Abstract: Objective: The current study was designed to determine if the direction of application of Kinesio® tape has an effect on the time to peak muscle torque of the concentric quadriceps contraction in the healthy young adult population. Background: There are many proposed effects of Kinesio®Tape, but the available research on these effects is limited and of poor quality. Previous studies have shown that when the tape is applied from muscle origin to insertion with 25-50% tension on the tape, the time to peak muscle torque is decreased. There have been very few studies investigating the inhibitory effect that Kinesio® tape claims to have by applying the tape from muscle insertion to origin. Further research is necessary to explore the true effects that the directionality of application of the tape has on healthy muscle function. Methods: This study was a randomized clinical trial consisting of 21 participants who performed 10 repetitions of maximum effort concentric quadriceps at 60 degrees/second, 120 degrees/second, and 180 degrees/second in a randomly assigned order of three taping conditions over three testing days. Each participant performed 10 repetitions of maximum effort concentric quadriceps contractions with one of the three taping conditions and without tape on each of the three testing days. The order of taping versus no taping was randomly assigned in addition to the order of the three taping conditions: facilitory Kinesio®Tape application, inhibitory Kinesio®Tape application, and no tension “placebo” Kinesio®Tape application. The Biodex system 4 Pro Isokinetic dynamometer was used to measure the force production of concentric knee extension. Results: The 21 participants (mean ± SD age, 25.0 ± 3.63) completed all three testing days of the study. Data analysis displayed no statistically significant differences in maximum peak torque across all 4 taping conditions (facilitory, inhibitory, no tension placebo, and no tape) at all 3 velocities (60 deg/sec, 120 deg/sec, 180 deg/sec) with p values of 0.506, 0.441, and 0.306 respectively. Analysis of the time to peak muscle torque across all four taping conditions at the three velocities tested revealed no statistically significant differences with p values of 0.056, 0.835, and 0.264 respectively. The time to peak muscle torque at 60 deg/second was further analyzed due to the fact that the p value was close to 0.05. A pairwise comparison among the taping conditions revealed that facilitory taping (from muscle origin to insertion) had the most impact on the decrease in time to peak torque (decrease of 49.52 milliseconds). Analysis of the torque per body weight across all four taping conditions of the three velocities revealed no statistically significant differences with p values of 0.577, 0.894, and 0.691 respectively. Conclusions: Neither facilitory nor inhibitory effects were observed between various directions of application of Kinesio® tape in the healthy young adult population when analyzing peak muscle torque. However, the present study suggests that the facilitory application of Kinesio®Tape decreases the time required to generate peak torque at the velocity of 60 deg/second during a concentric quadriceps contraction. This finding can have important implications for athletes that utilize Kinesio®Tape to improve their sports performance.
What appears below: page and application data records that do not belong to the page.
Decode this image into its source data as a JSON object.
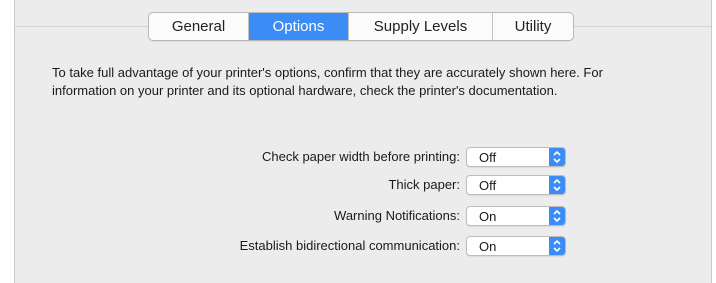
{
  "tabs": [
    {
      "label": "General",
      "active": false
    },
    {
      "label": "Options",
      "active": true
    },
    {
      "label": "Supply Levels",
      "active": false
    },
    {
      "label": "Utility",
      "active": false
    }
  ],
  "description": "To take full advantage of your printer's options, confirm that they are accurately shown here. For information on your printer and its optional hardware, check the printer's documentation.",
  "options": [
    {
      "label": "Check paper width before printing:",
      "value": "Off"
    },
    {
      "label": "Thick paper:",
      "value": "Off"
    },
    {
      "label": "Warning Notifications:",
      "value": "On"
    },
    {
      "label": "Establish bidirectional communication:",
      "value": "On"
    }
  ],
  "colors": {
    "accent": "#3c8cf6",
    "pane_background": "#ececec"
  },
  "icons": {
    "popup_arrow": "up-down-chevron-icon"
  }
}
Identifier: Haerle_fgcu_1743_10222 (IID)
Note(s): Degree Awarded: Doctorate in Physical Therapy
Subject(s): Application
Biodex
Concentric
Kinesio Tape
Torque
Persistent Link to This Record: http://purl.flvc.org/fgcu/fd/Haerle_fgcu_1743_10222
Use and Reproduction: All rights reserved.
Host Institution: FGCU